Work order ▸
Nothing but the lines holding the string "characters" should appear in the answer. Copy them from the entries.

Material for this exercise ▸
++++++++

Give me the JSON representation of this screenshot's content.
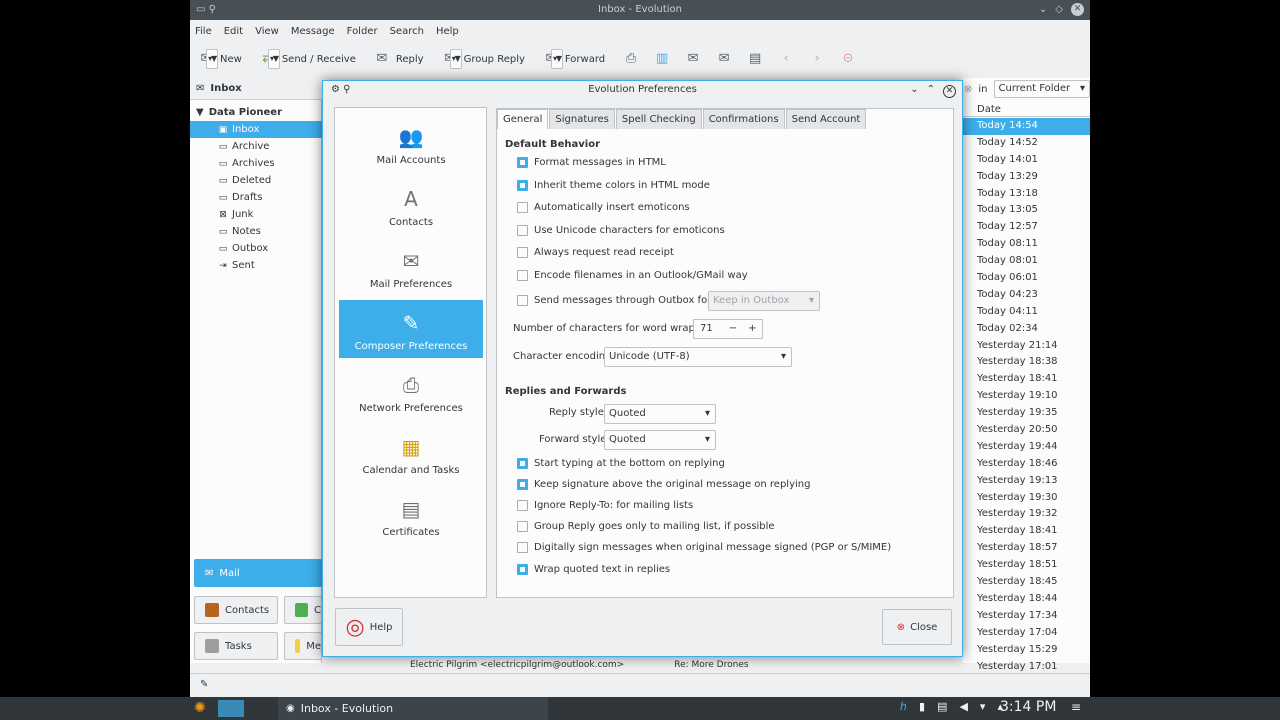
{
  "main_window": {
    "title": "Inbox - Evolution",
    "menu": [
      "File",
      "Edit",
      "View",
      "Message",
      "Folder",
      "Search",
      "Help"
    ],
    "toolbar": {
      "new": "New",
      "send_receive": "Send / Receive",
      "reply": "Reply",
      "group_reply": "Group Reply",
      "forward": "Forward"
    },
    "sidebar_header": "Inbox",
    "account": "Data Pioneer",
    "folders": [
      "Inbox",
      "Archive",
      "Archives",
      "Deleted",
      "Drafts",
      "Junk",
      "Notes",
      "Outbox",
      "Sent"
    ],
    "switcher": {
      "mail": "Mail",
      "contacts": "Contacts",
      "tasks": "Tasks",
      "memos_trunc": "Me"
    },
    "search_in_label": "in",
    "search_scope": "Current Folder",
    "date_header": "Date",
    "dates": [
      "Today 14:54",
      "Today 14:52",
      "Today 14:01",
      "Today 13:29",
      "Today 13:18",
      "Today 13:05",
      "Today 12:57",
      "Today 08:11",
      "Today 08:01",
      "Today 06:01",
      "Today 04:23",
      "Today 04:11",
      "Today 02:34",
      "Yesterday 21:14",
      "Yesterday 18:38",
      "Yesterday 18:41",
      "Yesterday 19:10",
      "Yesterday 19:35",
      "Yesterday 20:50",
      "Yesterday 19:44",
      "Yesterday 18:46",
      "Yesterday 19:13",
      "Yesterday 19:30",
      "Yesterday 19:32",
      "Yesterday 18:41",
      "Yesterday 18:57",
      "Yesterday 18:51",
      "Yesterday 18:45",
      "Yesterday 18:44",
      "Yesterday 17:34",
      "Yesterday 17:04",
      "Yesterday 15:29",
      "Yesterday 17:01"
    ],
    "status_from": "Electric Pilgrim <electricpilgrim@outlook.com>",
    "status_subject": "Re: More Drones"
  },
  "dialog": {
    "title": "Evolution Preferences",
    "categories": [
      "Mail Accounts",
      "Contacts",
      "Mail Preferences",
      "Composer Preferences",
      "Network Preferences",
      "Calendar and Tasks",
      "Certificates"
    ],
    "tabs": [
      "General",
      "Signatures",
      "Spell Checking",
      "Confirmations",
      "Send Account"
    ],
    "default_behavior": "Default Behavior",
    "opt": {
      "html": "Format messages in HTML",
      "theme": "Inherit theme colors in HTML mode",
      "emoticons": "Automatically insert emoticons",
      "unicode": "Use Unicode characters for emoticons",
      "receipt": "Always request read receipt",
      "encode": "Encode filenames in an Outlook/GMail way",
      "outbox": "Send messages through Outbox folder",
      "outbox_dd": "Keep in Outbox"
    },
    "wrap_label": "Number of characters for word wrapping:",
    "wrap_value": "71",
    "encoding_label": "Character encoding:",
    "encoding_value": "Unicode (UTF-8)",
    "replies_header": "Replies and Forwards",
    "reply_style_label": "Reply style:",
    "reply_style": "Quoted",
    "forward_style_label": "Forward style:",
    "forward_style": "Quoted",
    "opt2": {
      "bottom": "Start typing at the bottom on replying",
      "sig": "Keep signature above the original message on replying",
      "ignore": "Ignore Reply-To: for mailing lists",
      "group": "Group Reply goes only to mailing list, if possible",
      "sign": "Digitally sign messages when original message signed (PGP or S/MIME)",
      "wrapq": "Wrap quoted text in replies"
    },
    "help": "Help",
    "close": "Close"
  },
  "taskbar": {
    "task": "Inbox - Evolution",
    "clock": "3:14 PM"
  }
}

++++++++

Completed exercise ▸
      "unicode": "Use Unicode characters for emoticons",
    "wrap_label": "Number of characters for word wrapping:",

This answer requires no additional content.